Any device that burns fuel requires air. When a house has insufficient ventilation, fuel-burning equipment will sometimes be forced to draw air in through the exhaust vents of other devices. This recycled air often contains carbon monoxide - a dangerous poison. This process is called backdrafting.
Backdrafting occurs more often in older homes because there may be inadequate ventilation. Newer homes are bound by building codes requiring the installation of an air pipe that draws in air from outside, and therefore backdrafting is less of an issue. In any event, it is worth consulting with an expert especially when you are about to seal up cracks in your home's exterior; you need to make sure that an air pipe is indeed safely installed.
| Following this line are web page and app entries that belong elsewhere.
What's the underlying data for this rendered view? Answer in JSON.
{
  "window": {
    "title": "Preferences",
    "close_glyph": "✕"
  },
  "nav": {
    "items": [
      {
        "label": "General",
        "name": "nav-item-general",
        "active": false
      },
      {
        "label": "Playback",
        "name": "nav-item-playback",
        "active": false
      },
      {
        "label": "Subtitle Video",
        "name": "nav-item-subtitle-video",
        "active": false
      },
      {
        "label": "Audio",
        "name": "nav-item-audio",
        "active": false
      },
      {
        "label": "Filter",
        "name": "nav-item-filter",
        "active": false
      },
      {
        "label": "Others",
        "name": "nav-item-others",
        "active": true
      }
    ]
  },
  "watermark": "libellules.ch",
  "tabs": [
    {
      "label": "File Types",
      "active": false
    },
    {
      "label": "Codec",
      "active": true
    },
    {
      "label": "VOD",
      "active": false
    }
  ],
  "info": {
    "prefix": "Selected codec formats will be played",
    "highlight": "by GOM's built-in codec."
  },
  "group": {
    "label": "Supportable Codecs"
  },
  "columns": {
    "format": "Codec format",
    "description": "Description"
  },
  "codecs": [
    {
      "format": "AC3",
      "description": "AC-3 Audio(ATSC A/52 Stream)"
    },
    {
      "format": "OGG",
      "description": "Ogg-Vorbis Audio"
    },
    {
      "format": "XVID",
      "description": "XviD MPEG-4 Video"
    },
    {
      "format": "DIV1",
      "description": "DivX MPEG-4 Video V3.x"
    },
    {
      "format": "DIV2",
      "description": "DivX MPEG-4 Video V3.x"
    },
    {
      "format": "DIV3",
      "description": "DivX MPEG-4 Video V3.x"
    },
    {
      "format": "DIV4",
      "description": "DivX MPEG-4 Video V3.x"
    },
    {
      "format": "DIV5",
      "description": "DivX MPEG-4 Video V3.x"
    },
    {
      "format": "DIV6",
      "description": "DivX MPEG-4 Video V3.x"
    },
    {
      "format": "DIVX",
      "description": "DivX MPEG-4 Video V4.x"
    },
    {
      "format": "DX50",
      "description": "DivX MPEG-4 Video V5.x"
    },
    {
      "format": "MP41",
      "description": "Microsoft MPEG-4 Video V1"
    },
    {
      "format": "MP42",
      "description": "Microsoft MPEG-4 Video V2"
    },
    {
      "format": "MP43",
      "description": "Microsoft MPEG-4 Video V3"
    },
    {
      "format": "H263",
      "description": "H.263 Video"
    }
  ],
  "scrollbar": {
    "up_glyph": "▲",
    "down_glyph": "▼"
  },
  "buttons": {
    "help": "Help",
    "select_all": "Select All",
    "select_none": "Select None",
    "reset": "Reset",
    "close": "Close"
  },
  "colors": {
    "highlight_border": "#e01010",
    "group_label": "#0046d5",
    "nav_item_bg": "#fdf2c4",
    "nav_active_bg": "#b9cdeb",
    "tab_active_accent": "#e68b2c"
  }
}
The other solution, although it may require a little expense, is to house your fuel-burning systems within sealed containers that draw air from the outside.
How are cars powered by LP gas?
Answered by Science Channel
What should you know before converting to a grease car?
Answered by Planet Green
How do microgrids generate their own power?
Answered by Annabelle Pratt